- Requirement -
Word for word, and without a single picture, repeat the entries.

- Data provided -
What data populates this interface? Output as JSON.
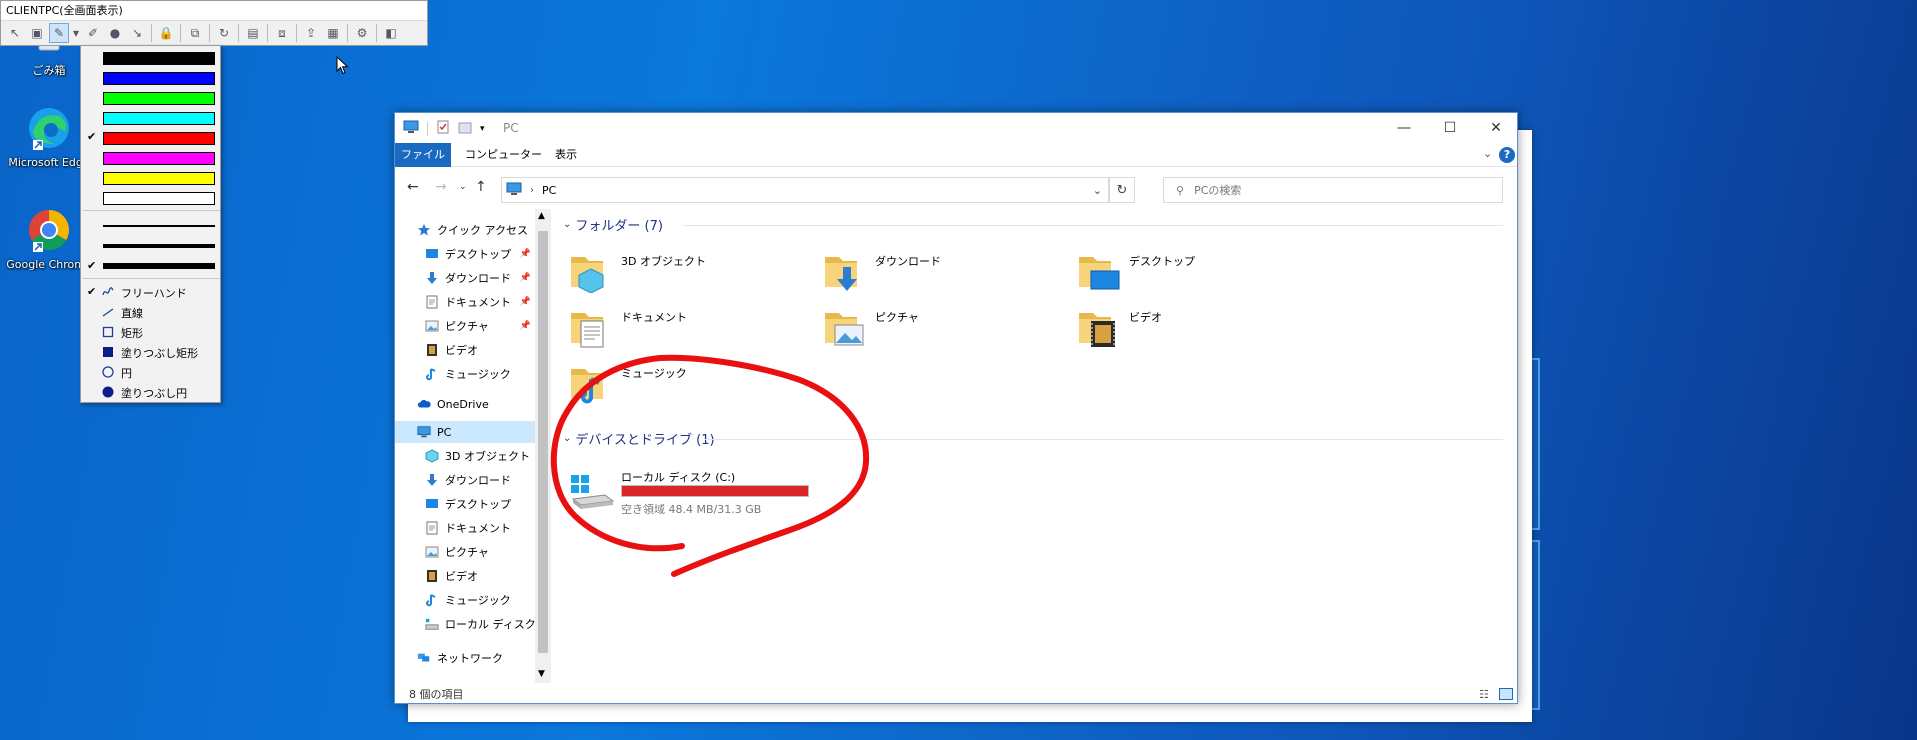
{
  "remote_toolbar": {
    "title": "CLIENTPC(全画面表示)"
  },
  "pen_menu": {
    "colors": [
      {
        "hex": "#000000",
        "checked": false
      },
      {
        "hex": "#0000ff",
        "checked": false
      },
      {
        "hex": "#00ff00",
        "checked": false
      },
      {
        "hex": "#00ffff",
        "checked": false
      },
      {
        "hex": "#ff0000",
        "checked": true
      },
      {
        "hex": "#ff00ff",
        "checked": false
      },
      {
        "hex": "#ffff00",
        "checked": false
      },
      {
        "hex": "#ffffff",
        "checked": false
      }
    ],
    "check_glyph": "✔",
    "tools": [
      {
        "label": "フリーハンド",
        "checked": true
      },
      {
        "label": "直線",
        "checked": false
      },
      {
        "label": "矩形",
        "checked": false
      },
      {
        "label": "塗りつぶし矩形",
        "checked": false
      },
      {
        "label": "円",
        "checked": false
      },
      {
        "label": "塗りつぶし円",
        "checked": false
      }
    ]
  },
  "desktop": {
    "icons": [
      {
        "label": "ごみ箱"
      },
      {
        "label": "Microsoft Edge"
      },
      {
        "label": "Google Chrome"
      }
    ]
  },
  "explorer": {
    "title": "PC",
    "ribbon_tabs": [
      "ファイル",
      "コンピューター",
      "表示"
    ],
    "address": "PC",
    "search_placeholder": "PCの検索",
    "nav": [
      {
        "label": "クイック アクセス",
        "icon": "star-icon"
      },
      {
        "label": "デスクトップ",
        "icon": "desktop-icon",
        "pinned": true
      },
      {
        "label": "ダウンロード",
        "icon": "download-icon",
        "pinned": true
      },
      {
        "label": "ドキュメント",
        "icon": "document-icon",
        "pinned": true
      },
      {
        "label": "ピクチャ",
        "icon": "picture-icon",
        "pinned": true
      },
      {
        "label": "ビデオ",
        "icon": "video-icon"
      },
      {
        "label": "ミュージック",
        "icon": "music-icon"
      },
      {
        "label": "OneDrive",
        "icon": "cloud-icon"
      },
      {
        "label": "PC",
        "icon": "pc-icon",
        "selected": true
      },
      {
        "label": "3D オブジェクト",
        "icon": "cube-icon"
      },
      {
        "label": "ダウンロード",
        "icon": "download-icon"
      },
      {
        "label": "デスクトップ",
        "icon": "desktop-icon"
      },
      {
        "label": "ドキュメント",
        "icon": "document-icon"
      },
      {
        "label": "ピクチャ",
        "icon": "picture-icon"
      },
      {
        "label": "ビデオ",
        "icon": "video-icon"
      },
      {
        "label": "ミュージック",
        "icon": "music-icon"
      },
      {
        "label": "ローカル ディスク (C:)",
        "icon": "disk-icon"
      },
      {
        "label": "ネットワーク",
        "icon": "network-icon"
      }
    ],
    "folders_header": "フォルダー (7)",
    "folders": [
      {
        "label": "3D オブジェクト",
        "icon": "cube-icon"
      },
      {
        "label": "ダウンロード",
        "icon": "download-icon"
      },
      {
        "label": "デスクトップ",
        "icon": "desktop-icon"
      },
      {
        "label": "ドキュメント",
        "icon": "document-icon"
      },
      {
        "label": "ピクチャ",
        "icon": "picture-icon"
      },
      {
        "label": "ビデオ",
        "icon": "video-icon"
      },
      {
        "label": "ミュージック",
        "icon": "music-icon"
      }
    ],
    "devices_header": "デバイスとドライブ (1)",
    "drive": {
      "label": "ローカル ディスク (C:)",
      "free_text": "空き領域 48.4 MB/31.3 GB",
      "used_fraction": 0.998,
      "bar_color": "#da2626"
    },
    "status": "8 個の項目"
  },
  "annotation": {
    "stroke_color": "#e81010"
  }
}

- Written answer -
What data populates this interface? Output as JSON.
{
  "remote_toolbar": {
    "title": "CLIENTPC(全画面表示)"
  },
  "pen_menu": {
    "colors": [
      {
        "hex": "#000000",
        "checked": false
      },
      {
        "hex": "#0000ff",
        "checked": false
      },
      {
        "hex": "#00ff00",
        "checked": false
      },
      {
        "hex": "#00ffff",
        "checked": false
      },
      {
        "hex": "#ff0000",
        "checked": true
      },
      {
        "hex": "#ff00ff",
        "checked": false
      },
      {
        "hex": "#ffff00",
        "checked": false
      },
      {
        "hex": "#ffffff",
        "checked": false
      }
    ],
    "check_glyph": "✔",
    "tools": [
      {
        "label": "フリーハンド",
        "checked": true
      },
      {
        "label": "直線",
        "checked": false
      },
      {
        "label": "矩形",
        "checked": false
      },
      {
        "label": "塗りつぶし矩形",
        "checked": false
      },
      {
        "label": "円",
        "checked": false
      },
      {
        "label": "塗りつぶし円",
        "checked": false
      }
    ]
  },
  "desktop": {
    "icons": [
      {
        "label": "ごみ箱"
      },
      {
        "label": "Microsoft Edge"
      },
      {
        "label": "Google Chrome"
      }
    ]
  },
  "explorer": {
    "title": "PC",
    "ribbon_tabs": [
      "ファイル",
      "コンピューター",
      "表示"
    ],
    "address": "PC",
    "search_placeholder": "PCの検索",
    "nav": [
      {
        "label": "クイック アクセス",
        "icon": "star-icon"
      },
      {
        "label": "デスクトップ",
        "icon": "desktop-icon",
        "pinned": true
      },
      {
        "label": "ダウンロード",
        "icon": "download-icon",
        "pinned": true
      },
      {
        "label": "ドキュメント",
        "icon": "document-icon",
        "pinned": true
      },
      {
        "label": "ピクチャ",
        "icon": "picture-icon",
        "pinned": true
      },
      {
        "label": "ビデオ",
        "icon": "video-icon"
      },
      {
        "label": "ミュージック",
        "icon": "music-icon"
      },
      {
        "label": "OneDrive",
        "icon": "cloud-icon"
      },
      {
        "label": "PC",
        "icon": "pc-icon",
        "selected": true
      },
      {
        "label": "3D オブジェクト",
        "icon": "cube-icon"
      },
      {
        "label": "ダウンロード",
        "icon": "download-icon"
      },
      {
        "label": "デスクトップ",
        "icon": "desktop-icon"
      },
      {
        "label": "ドキュメント",
        "icon": "document-icon"
      },
      {
        "label": "ピクチャ",
        "icon": "picture-icon"
      },
      {
        "label": "ビデオ",
        "icon": "video-icon"
      },
      {
        "label": "ミュージック",
        "icon": "music-icon"
      },
      {
        "label": "ローカル ディスク (C:)",
        "icon": "disk-icon"
      },
      {
        "label": "ネットワーク",
        "icon": "network-icon"
      }
    ],
    "folders_header": "フォルダー (7)",
    "folders": [
      {
        "label": "3D オブジェクト",
        "icon": "cube-icon"
      },
      {
        "label": "ダウンロード",
        "icon": "download-icon"
      },
      {
        "label": "デスクトップ",
        "icon": "desktop-icon"
      },
      {
        "label": "ドキュメント",
        "icon": "document-icon"
      },
      {
        "label": "ピクチャ",
        "icon": "picture-icon"
      },
      {
        "label": "ビデオ",
        "icon": "video-icon"
      },
      {
        "label": "ミュージック",
        "icon": "music-icon"
      }
    ],
    "devices_header": "デバイスとドライブ (1)",
    "drive": {
      "label": "ローカル ディスク (C:)",
      "free_text": "空き領域 48.4 MB/31.3 GB",
      "used_fraction": 0.998,
      "bar_color": "#da2626"
    },
    "status": "8 個の項目"
  },
  "annotation": {
    "stroke_color": "#e81010"
  }
}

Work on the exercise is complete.